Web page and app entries
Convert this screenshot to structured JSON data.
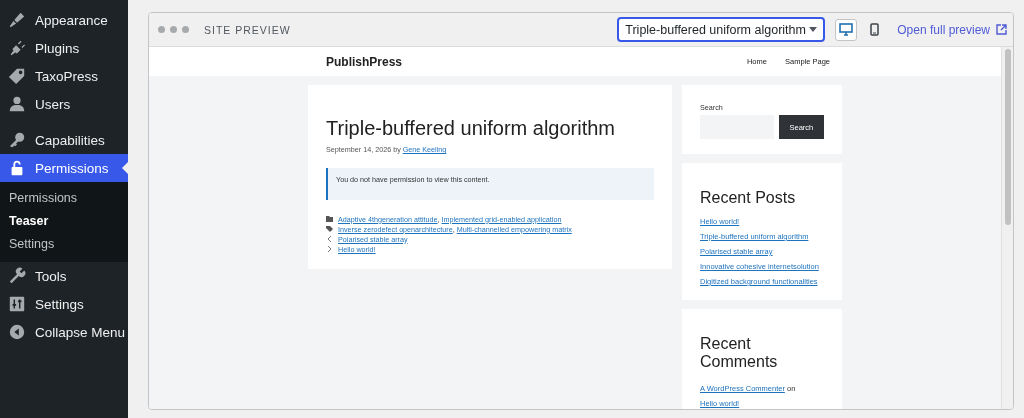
{
  "admin_menu": {
    "items": [
      {
        "label": "Appearance",
        "selected": false
      },
      {
        "label": "Plugins",
        "selected": false
      },
      {
        "label": "TaxoPress",
        "selected": false
      },
      {
        "label": "Users",
        "selected": false
      },
      {
        "label": "Capabilities",
        "selected": false
      },
      {
        "label": "Permissions",
        "selected": true,
        "children": [
          {
            "label": "Permissions",
            "selected": false
          },
          {
            "label": "Teaser",
            "selected": true
          },
          {
            "label": "Settings",
            "selected": false
          }
        ]
      },
      {
        "label": "Tools",
        "selected": false
      },
      {
        "label": "Settings",
        "selected": false
      },
      {
        "label": "Collapse Menu",
        "selected": false
      }
    ]
  },
  "preview": {
    "title": "SITE PREVIEW",
    "post_select": {
      "value": "Triple-buffered uniform algorithm"
    },
    "devices": [
      {
        "selected": true
      },
      {
        "selected": false
      }
    ],
    "open_link": "Open full preview",
    "site": {
      "brand": "PublishPress",
      "nav": [
        "Home",
        "Sample Page"
      ],
      "post": {
        "title": "Triple-buffered uniform algorithm",
        "date": "September 14, 2026 by",
        "author": "Gene Keeling",
        "notice": "You do not have permission to view this content.",
        "separator": ",",
        "categories": [
          "Adaptive 4thgeneration attitude",
          "Implemented grid-enabled application"
        ],
        "tags": [
          "Inverse zerodefect openarchitecture",
          "Multi-channelled empowering matrix"
        ],
        "previous": "Polarised stable array",
        "next": "Hello world!"
      },
      "search": {
        "label": "Search",
        "button": "Search"
      },
      "recent_posts": {
        "title": "Recent Posts",
        "items": [
          "Hello world!",
          "Triple-buffered uniform algorithm",
          "Polarised stable array",
          "Innovative cohesive internetsolution",
          "Digitized background functionalities"
        ]
      },
      "recent_comments": {
        "title": "Recent Comments",
        "author": "A WordPress Commenter",
        "joiner": "on",
        "post": "Hello world!"
      }
    }
  }
}
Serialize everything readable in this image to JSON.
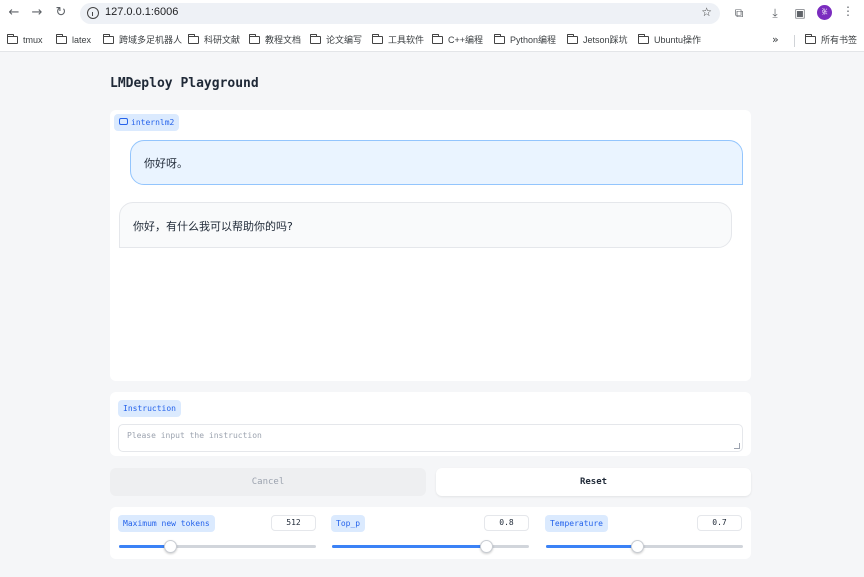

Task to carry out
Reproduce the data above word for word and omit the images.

Answer box
Convert this screenshot to structured JSON data.
{
  "admin_menu": {
    "items": [
      {
        "label": "Appearance",
        "selected": false
      },
      {
        "label": "Plugins",
        "selected": false
      },
      {
        "label": "TaxoPress",
        "selected": false
      },
      {
        "label": "Users",
        "selected": false
      },
      {
        "label": "Capabilities",
        "selected": false
      },
      {
        "label": "Permissions",
        "selected": true,
        "children": [
          {
            "label": "Permissions",
            "selected": false
          },
          {
            "label": "Teaser",
            "selected": true
          },
          {
            "label": "Settings",
            "selected": false
          }
        ]
      },
      {
        "label": "Tools",
        "selected": false
      },
      {
        "label": "Settings",
        "selected": false
      },
      {
        "label": "Collapse Menu",
        "selected": false
      }
    ]
  },
  "preview": {
    "title": "SITE PREVIEW",
    "post_select": {
      "value": "Triple-buffered uniform algorithm"
    },
    "devices": [
      {
        "selected": true
      },
      {
        "selected": false
      }
    ],
    "open_link": "Open full preview",
    "site": {
      "brand": "PublishPress",
      "nav": [
        "Home",
        "Sample Page"
      ],
      "post": {
        "title": "Triple-buffered uniform algorithm",
        "date": "September 14, 2026 by",
        "author": "Gene Keeling",
        "notice": "You do not have permission to view this content.",
        "separator": ",",
        "categories": [
          "Adaptive 4thgeneration attitude",
          "Implemented grid-enabled application"
        ],
        "tags": [
          "Inverse zerodefect openarchitecture",
          "Multi-channelled empowering matrix"
        ],
        "previous": "Polarised stable array",
        "next": "Hello world!"
      },
      "search": {
        "label": "Search",
        "button": "Search"
      },
      "recent_posts": {
        "title": "Recent Posts",
        "items": [
          "Hello world!",
          "Triple-buffered uniform algorithm",
          "Polarised stable array",
          "Innovative cohesive internetsolution",
          "Digitized background functionalities"
        ]
      },
      "recent_comments": {
        "title": "Recent Comments",
        "author": "A WordPress Commenter",
        "joiner": "on",
        "post": "Hello world!"
      }
    }
  }
}
Serialize everything readable in this image to JSON.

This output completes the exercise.